Where a line of the entries holds the string "公式之家", copy that line.

___ PROVIDED RECORDS

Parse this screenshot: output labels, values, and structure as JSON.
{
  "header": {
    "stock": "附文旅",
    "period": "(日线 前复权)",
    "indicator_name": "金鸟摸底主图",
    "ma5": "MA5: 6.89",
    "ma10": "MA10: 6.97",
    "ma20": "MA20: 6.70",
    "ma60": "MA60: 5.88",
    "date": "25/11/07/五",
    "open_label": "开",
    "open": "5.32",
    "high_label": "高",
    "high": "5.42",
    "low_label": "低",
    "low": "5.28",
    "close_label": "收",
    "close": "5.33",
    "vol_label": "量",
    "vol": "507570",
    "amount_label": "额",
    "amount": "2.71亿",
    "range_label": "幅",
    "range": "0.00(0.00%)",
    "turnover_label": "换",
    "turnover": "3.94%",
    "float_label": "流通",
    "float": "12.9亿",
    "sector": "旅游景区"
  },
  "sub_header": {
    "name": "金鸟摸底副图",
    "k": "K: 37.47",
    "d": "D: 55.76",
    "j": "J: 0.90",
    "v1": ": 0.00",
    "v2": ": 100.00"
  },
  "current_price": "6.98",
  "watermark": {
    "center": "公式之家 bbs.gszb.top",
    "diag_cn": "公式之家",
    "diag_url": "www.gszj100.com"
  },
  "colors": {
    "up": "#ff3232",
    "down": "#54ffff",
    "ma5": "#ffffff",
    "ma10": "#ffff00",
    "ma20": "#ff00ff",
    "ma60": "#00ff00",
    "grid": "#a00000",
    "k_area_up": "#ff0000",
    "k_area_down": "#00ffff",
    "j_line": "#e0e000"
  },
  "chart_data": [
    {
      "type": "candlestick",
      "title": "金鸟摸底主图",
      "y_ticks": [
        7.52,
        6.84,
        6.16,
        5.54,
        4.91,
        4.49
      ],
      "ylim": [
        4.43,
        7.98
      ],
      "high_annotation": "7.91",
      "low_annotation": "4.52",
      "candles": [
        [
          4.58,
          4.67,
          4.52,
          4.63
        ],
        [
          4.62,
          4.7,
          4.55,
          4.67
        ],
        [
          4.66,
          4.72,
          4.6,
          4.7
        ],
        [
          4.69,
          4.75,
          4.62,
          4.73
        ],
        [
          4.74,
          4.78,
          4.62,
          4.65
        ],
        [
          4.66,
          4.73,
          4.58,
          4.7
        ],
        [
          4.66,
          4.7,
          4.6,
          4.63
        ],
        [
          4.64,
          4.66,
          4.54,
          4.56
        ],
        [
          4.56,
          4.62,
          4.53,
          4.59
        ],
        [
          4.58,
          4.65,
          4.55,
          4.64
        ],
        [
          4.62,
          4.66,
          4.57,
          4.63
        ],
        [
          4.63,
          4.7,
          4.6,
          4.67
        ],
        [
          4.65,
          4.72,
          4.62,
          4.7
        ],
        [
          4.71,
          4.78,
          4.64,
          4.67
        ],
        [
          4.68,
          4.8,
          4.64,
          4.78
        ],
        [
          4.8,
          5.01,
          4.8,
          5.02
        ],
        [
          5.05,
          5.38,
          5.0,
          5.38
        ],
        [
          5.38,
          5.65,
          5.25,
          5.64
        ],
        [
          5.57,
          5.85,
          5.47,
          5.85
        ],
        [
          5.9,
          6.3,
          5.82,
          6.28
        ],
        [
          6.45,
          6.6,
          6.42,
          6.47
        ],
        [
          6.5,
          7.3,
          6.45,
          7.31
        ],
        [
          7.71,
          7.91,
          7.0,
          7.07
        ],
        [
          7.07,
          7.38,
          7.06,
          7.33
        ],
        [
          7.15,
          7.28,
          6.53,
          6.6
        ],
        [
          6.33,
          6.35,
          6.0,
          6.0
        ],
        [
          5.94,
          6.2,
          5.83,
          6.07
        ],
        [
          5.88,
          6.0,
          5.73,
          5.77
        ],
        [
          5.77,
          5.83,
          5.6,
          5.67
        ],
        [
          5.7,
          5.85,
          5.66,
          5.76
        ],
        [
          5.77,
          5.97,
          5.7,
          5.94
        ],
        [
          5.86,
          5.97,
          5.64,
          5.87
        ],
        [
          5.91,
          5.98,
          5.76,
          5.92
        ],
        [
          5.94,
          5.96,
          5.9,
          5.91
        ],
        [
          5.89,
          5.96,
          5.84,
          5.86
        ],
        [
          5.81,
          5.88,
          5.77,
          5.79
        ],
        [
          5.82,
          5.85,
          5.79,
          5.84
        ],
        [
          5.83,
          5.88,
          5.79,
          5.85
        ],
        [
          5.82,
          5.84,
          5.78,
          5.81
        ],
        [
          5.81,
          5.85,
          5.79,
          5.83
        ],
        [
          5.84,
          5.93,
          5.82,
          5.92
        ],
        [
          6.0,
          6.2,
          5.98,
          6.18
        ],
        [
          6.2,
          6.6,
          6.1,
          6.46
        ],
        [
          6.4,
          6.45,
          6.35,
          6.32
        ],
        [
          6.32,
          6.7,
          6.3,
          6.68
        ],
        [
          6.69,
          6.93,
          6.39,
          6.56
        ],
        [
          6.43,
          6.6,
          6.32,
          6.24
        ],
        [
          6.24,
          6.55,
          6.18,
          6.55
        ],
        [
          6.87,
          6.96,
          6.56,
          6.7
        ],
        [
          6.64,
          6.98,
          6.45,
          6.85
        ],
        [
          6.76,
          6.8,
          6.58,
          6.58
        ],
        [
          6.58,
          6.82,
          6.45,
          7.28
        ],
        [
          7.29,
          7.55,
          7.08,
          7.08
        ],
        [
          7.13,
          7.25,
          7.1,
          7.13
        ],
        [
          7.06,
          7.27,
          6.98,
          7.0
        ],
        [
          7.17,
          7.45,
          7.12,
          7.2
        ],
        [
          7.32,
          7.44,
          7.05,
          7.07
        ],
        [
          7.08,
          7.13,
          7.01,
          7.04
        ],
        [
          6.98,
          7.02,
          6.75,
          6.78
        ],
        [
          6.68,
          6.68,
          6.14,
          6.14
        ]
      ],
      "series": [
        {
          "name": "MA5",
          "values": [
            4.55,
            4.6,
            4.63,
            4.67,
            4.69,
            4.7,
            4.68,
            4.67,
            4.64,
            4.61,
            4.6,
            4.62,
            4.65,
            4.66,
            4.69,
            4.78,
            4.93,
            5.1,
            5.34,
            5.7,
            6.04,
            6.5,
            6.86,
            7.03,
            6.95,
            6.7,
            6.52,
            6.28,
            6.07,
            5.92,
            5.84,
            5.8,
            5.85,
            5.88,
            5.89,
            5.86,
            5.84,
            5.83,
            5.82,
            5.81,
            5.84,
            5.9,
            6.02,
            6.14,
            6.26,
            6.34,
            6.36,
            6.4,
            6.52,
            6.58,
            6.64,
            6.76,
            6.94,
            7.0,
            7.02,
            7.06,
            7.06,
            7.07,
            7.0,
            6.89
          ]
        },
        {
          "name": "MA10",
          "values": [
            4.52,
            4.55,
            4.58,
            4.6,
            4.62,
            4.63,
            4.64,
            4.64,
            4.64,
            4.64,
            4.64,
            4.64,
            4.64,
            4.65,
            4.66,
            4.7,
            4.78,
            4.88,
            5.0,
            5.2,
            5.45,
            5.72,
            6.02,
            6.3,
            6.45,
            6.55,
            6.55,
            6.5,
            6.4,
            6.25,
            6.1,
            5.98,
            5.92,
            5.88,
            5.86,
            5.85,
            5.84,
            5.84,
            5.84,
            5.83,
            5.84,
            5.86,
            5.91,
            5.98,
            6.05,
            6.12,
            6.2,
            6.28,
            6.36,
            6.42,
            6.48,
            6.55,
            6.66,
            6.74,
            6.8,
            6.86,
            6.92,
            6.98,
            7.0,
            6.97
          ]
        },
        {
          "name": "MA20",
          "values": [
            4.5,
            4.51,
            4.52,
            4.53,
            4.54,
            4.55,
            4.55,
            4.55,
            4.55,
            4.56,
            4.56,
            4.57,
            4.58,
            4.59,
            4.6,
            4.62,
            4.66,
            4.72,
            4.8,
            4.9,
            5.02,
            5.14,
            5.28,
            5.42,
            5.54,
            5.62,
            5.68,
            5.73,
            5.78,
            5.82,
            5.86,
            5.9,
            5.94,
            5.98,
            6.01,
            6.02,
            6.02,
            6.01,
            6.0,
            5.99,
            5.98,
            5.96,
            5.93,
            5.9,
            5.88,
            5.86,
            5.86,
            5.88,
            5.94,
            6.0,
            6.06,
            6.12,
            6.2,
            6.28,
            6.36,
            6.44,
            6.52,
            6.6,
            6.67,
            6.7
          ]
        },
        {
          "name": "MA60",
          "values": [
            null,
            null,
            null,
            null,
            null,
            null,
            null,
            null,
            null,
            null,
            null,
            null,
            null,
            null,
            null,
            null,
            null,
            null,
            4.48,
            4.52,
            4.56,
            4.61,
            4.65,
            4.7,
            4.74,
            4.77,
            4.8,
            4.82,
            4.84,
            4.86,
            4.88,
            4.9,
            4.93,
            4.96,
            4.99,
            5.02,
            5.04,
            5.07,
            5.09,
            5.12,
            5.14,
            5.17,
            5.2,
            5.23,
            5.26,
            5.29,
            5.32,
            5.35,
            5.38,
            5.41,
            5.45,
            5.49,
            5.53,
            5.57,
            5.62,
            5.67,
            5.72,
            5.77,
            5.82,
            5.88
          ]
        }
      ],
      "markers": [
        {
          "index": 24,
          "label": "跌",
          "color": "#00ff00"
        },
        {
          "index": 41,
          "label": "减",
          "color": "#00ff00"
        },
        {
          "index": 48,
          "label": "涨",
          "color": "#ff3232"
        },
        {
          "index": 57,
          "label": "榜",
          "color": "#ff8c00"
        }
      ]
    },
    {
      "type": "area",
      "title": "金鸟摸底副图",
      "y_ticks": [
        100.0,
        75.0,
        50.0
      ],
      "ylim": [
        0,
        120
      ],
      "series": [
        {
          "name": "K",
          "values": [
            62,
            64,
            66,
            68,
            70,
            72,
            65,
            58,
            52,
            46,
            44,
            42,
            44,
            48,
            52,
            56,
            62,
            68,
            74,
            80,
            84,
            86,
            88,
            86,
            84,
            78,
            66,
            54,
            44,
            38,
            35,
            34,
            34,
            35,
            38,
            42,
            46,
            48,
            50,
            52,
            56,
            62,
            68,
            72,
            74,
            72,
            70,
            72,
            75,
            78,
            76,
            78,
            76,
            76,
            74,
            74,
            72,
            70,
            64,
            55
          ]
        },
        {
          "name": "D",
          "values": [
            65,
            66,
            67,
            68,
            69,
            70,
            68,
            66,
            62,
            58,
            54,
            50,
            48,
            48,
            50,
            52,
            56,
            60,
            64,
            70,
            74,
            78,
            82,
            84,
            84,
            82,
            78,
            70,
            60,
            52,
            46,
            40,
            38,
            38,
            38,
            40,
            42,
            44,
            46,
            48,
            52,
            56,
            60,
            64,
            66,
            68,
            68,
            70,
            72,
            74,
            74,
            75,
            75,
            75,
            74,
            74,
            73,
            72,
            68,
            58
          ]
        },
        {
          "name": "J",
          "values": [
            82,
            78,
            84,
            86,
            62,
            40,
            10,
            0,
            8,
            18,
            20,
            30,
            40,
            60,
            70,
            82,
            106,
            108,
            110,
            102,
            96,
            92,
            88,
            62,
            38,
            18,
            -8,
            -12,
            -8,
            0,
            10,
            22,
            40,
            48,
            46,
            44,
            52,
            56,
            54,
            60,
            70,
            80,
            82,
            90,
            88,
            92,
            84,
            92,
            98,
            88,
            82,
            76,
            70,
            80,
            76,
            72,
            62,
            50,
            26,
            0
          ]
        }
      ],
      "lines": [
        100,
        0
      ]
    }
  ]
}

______

** EXPECTED ANSWER **
    "center": "公式之家 bbs.gszb.top",
    "diag_cn": "公式之家",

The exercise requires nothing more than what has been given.